> [Exercise brief]
Search the listing for the word "year" and copy every line where it turns up.

┌──

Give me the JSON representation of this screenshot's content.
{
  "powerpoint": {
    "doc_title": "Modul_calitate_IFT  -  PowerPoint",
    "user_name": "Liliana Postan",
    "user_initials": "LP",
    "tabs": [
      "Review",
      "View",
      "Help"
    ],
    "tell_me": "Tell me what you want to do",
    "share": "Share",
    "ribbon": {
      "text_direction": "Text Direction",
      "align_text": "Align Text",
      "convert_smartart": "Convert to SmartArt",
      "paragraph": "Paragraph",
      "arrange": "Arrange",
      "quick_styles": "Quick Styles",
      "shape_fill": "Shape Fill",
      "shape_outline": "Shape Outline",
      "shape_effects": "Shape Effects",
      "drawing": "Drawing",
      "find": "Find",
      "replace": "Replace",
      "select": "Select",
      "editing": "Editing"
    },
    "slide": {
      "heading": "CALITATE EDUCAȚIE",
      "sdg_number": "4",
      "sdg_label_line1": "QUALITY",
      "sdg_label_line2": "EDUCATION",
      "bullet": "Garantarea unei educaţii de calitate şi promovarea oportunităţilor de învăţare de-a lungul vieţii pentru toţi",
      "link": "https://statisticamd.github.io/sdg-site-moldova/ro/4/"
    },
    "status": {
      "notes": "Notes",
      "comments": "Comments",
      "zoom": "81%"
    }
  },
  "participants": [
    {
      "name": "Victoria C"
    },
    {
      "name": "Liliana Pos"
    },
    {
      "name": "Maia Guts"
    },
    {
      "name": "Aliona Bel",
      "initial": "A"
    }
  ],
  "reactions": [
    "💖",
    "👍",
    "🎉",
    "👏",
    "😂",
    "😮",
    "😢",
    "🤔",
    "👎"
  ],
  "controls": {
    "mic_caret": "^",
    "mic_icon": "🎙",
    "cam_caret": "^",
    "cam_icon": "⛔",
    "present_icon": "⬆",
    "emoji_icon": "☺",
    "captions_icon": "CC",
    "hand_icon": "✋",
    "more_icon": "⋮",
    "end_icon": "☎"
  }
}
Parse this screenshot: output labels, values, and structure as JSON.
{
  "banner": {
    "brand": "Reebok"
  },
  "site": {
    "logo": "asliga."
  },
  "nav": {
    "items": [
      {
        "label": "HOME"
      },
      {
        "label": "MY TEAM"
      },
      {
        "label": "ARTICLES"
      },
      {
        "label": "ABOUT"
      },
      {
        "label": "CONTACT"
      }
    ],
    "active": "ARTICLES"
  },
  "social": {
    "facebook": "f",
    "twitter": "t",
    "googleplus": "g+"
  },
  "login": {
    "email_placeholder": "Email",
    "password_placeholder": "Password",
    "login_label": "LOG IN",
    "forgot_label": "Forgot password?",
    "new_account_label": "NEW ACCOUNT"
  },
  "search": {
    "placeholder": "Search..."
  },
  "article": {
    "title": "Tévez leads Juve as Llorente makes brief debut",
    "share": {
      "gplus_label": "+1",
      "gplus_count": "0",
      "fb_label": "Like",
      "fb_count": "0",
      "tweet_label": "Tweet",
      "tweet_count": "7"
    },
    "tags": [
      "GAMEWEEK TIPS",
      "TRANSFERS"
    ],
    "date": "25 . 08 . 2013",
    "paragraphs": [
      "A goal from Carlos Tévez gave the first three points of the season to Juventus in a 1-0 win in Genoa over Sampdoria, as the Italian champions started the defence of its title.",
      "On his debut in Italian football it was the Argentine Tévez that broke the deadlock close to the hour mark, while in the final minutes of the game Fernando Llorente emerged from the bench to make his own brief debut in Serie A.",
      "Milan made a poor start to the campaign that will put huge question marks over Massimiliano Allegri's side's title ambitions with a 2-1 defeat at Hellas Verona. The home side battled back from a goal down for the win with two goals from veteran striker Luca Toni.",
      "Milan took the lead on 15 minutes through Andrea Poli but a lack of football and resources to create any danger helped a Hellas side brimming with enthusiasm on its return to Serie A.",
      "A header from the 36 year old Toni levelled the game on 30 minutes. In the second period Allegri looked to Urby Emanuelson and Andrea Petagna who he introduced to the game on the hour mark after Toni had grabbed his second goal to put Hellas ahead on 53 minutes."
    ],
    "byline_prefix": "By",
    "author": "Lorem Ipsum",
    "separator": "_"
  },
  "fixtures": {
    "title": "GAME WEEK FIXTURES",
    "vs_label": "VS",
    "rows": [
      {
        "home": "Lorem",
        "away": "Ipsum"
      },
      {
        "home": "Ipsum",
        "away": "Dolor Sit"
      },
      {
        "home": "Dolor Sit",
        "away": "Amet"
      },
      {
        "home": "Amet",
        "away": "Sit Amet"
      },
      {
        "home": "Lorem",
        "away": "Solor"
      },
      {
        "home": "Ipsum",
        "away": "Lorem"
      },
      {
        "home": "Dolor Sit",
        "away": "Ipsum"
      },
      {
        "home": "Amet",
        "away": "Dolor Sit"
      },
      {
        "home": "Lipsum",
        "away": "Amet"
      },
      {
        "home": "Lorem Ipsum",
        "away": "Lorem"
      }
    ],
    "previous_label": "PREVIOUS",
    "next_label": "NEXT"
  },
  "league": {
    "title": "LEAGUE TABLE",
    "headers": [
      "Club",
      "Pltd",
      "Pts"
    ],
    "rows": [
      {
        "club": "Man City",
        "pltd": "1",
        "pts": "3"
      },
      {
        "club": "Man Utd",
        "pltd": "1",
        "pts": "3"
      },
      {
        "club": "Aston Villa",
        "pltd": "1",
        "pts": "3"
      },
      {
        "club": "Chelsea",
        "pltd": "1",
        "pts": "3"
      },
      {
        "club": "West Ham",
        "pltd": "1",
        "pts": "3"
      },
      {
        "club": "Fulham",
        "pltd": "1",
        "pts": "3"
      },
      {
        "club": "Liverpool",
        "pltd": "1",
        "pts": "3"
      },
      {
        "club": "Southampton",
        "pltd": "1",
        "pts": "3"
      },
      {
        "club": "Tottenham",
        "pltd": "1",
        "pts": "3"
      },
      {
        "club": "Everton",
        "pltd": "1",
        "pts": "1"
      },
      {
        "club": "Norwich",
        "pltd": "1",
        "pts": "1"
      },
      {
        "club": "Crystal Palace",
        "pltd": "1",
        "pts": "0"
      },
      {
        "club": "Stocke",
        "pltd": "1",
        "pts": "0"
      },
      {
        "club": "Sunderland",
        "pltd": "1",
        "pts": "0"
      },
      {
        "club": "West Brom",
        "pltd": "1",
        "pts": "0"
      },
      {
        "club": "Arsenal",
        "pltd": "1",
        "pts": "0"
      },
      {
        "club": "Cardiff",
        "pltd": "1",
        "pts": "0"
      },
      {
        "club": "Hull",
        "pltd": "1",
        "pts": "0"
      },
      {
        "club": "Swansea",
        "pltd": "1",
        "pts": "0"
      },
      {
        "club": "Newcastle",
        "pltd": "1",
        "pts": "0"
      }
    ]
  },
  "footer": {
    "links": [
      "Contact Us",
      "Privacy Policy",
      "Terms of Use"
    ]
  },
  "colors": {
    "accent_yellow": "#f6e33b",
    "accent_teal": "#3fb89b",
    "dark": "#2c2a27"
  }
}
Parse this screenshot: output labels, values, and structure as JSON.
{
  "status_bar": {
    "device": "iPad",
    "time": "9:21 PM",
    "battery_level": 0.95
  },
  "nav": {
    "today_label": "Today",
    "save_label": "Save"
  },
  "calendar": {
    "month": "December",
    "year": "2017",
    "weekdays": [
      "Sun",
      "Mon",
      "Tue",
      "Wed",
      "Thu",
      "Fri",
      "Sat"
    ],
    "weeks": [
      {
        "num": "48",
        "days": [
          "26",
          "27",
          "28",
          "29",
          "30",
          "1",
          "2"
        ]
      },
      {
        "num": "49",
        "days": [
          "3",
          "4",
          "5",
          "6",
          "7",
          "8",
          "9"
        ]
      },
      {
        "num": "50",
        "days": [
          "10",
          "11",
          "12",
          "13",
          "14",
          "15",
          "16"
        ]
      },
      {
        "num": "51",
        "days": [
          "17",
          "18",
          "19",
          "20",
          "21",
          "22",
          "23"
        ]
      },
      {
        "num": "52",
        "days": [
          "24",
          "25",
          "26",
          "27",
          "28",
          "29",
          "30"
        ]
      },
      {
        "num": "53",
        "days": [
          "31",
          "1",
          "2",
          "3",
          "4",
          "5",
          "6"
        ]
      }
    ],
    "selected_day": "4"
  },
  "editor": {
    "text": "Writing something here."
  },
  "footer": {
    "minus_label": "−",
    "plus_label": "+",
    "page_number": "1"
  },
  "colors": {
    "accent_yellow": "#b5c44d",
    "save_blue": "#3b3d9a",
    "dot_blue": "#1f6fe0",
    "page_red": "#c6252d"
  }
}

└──

> [Answer box]
      "A header from the 36 year old Toni levelled the game on 30 minutes. In the second period Allegri looked to Urby Emanuelson and Andrea Petagna who he introduced to the game on the hour mark after Toni had grabbed his second goal to put Hellas ahead on 53 minutes."
    "year": "2017",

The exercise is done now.